> [TASK BRIEF]: Each line of the listing that includes "Frames" should be reported.
─── RECORDS TO PROCESS ───
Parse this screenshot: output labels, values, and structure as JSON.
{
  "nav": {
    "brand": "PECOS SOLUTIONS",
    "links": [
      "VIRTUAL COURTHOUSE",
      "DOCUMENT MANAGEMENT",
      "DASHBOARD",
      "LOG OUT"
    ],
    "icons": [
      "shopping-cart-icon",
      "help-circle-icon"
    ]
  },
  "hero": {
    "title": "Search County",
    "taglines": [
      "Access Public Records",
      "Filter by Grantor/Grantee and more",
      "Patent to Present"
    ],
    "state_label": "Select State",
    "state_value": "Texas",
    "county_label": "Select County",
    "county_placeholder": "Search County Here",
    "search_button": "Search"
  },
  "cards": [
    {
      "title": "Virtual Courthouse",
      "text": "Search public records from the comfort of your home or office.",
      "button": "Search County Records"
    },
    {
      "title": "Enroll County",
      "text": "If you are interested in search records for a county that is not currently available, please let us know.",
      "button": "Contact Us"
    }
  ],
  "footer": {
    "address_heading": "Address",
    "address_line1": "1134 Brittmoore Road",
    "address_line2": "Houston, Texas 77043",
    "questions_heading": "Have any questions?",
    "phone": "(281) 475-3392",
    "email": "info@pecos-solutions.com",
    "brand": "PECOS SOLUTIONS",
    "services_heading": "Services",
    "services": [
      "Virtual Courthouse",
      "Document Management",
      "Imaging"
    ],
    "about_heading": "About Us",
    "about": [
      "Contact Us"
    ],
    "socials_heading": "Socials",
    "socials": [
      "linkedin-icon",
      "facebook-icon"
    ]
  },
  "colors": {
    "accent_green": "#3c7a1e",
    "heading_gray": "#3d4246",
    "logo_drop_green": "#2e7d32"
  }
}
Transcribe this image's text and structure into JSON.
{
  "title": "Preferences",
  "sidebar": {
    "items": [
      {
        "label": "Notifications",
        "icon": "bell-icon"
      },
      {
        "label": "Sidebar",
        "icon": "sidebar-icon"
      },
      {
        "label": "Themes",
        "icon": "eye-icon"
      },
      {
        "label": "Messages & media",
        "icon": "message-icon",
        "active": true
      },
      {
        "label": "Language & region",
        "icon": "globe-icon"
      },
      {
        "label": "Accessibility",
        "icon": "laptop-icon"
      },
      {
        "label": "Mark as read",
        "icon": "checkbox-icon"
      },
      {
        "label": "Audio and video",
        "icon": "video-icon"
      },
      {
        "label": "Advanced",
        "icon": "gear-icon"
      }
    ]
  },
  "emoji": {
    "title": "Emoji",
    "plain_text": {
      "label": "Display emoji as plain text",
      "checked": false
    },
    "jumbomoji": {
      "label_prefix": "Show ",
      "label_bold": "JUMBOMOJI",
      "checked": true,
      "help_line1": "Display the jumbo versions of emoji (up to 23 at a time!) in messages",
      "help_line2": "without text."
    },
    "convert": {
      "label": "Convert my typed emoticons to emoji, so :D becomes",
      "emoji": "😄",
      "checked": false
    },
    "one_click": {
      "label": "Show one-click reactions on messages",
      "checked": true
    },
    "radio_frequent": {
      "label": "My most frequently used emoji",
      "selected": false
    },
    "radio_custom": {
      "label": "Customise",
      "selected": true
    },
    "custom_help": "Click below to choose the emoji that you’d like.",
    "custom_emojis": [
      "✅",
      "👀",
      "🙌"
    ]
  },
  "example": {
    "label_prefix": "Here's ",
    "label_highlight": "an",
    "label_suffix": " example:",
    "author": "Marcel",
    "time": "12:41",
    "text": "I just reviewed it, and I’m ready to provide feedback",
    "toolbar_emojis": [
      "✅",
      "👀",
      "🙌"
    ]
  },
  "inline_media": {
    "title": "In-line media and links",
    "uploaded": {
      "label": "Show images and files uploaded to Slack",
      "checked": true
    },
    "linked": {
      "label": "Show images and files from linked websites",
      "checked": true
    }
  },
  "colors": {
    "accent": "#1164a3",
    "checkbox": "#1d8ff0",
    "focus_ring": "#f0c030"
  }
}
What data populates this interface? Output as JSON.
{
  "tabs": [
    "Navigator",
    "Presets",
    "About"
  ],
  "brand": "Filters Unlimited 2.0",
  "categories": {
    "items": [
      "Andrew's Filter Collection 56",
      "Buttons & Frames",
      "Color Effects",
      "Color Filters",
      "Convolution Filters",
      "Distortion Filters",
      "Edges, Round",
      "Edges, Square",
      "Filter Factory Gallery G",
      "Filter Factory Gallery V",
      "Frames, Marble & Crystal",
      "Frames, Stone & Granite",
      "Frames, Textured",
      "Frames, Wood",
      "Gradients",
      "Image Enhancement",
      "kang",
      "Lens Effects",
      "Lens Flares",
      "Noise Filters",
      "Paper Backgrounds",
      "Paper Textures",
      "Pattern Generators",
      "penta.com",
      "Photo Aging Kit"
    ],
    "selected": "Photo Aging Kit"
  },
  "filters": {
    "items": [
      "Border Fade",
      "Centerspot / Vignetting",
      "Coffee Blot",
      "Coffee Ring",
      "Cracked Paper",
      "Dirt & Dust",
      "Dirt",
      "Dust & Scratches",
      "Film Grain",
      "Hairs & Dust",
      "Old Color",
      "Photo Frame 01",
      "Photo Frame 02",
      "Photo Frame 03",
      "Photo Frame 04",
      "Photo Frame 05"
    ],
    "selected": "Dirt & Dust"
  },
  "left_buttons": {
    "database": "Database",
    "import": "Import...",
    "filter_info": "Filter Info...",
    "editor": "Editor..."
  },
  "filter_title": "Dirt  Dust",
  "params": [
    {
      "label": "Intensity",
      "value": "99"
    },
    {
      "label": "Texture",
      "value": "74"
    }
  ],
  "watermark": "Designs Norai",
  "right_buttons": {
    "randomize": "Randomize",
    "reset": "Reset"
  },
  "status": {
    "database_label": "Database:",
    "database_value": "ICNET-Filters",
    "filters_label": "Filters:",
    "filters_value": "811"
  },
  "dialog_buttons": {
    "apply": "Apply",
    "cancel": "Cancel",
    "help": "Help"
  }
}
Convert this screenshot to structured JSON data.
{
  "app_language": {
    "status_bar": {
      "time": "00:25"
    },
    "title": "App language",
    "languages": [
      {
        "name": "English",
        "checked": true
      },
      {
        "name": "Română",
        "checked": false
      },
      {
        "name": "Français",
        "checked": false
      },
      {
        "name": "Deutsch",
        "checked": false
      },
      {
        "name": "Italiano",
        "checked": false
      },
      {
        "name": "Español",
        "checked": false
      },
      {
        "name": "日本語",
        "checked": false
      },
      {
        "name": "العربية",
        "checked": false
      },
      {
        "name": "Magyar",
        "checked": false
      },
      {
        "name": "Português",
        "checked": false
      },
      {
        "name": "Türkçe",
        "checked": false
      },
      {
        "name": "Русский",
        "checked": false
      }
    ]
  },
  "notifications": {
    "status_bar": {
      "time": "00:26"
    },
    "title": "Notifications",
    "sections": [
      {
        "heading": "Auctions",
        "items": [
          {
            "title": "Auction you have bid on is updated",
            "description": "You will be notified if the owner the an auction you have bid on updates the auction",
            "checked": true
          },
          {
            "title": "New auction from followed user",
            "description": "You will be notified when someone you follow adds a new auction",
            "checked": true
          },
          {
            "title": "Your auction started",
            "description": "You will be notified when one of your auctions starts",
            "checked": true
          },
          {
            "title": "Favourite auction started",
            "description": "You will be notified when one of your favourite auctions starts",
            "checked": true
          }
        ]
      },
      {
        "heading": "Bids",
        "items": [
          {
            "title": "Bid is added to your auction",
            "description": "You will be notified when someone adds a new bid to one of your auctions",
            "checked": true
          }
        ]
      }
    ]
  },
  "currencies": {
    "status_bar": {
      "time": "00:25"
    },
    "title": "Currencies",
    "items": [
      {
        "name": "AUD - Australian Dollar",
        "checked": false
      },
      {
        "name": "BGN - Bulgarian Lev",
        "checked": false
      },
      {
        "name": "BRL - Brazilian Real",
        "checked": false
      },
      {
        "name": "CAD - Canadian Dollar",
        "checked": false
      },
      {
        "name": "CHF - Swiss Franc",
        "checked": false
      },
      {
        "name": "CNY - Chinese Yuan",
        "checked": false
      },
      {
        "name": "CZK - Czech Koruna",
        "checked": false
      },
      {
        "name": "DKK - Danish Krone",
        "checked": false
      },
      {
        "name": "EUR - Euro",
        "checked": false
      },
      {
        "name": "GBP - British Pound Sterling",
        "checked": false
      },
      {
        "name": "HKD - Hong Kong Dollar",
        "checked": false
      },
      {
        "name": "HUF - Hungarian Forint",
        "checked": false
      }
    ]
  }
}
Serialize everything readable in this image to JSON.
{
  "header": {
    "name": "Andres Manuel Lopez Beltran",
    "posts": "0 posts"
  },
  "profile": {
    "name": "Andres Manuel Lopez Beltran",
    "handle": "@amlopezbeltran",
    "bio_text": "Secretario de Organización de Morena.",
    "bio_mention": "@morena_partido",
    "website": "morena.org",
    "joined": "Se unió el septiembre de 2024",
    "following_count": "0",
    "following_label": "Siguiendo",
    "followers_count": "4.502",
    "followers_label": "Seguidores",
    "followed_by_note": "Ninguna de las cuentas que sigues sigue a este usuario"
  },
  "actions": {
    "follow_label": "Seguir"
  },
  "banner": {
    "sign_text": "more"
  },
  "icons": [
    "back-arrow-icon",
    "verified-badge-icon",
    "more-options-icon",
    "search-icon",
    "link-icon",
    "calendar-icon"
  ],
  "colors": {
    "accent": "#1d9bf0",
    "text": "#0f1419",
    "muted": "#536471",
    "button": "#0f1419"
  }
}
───
> [EXPECTED ANSWER]:
      "Buttons & Frames",
      "Frames, Marble & Crystal",
      "Frames, Stone & Granite",
      "Frames, Textured",
      "Frames, Wood",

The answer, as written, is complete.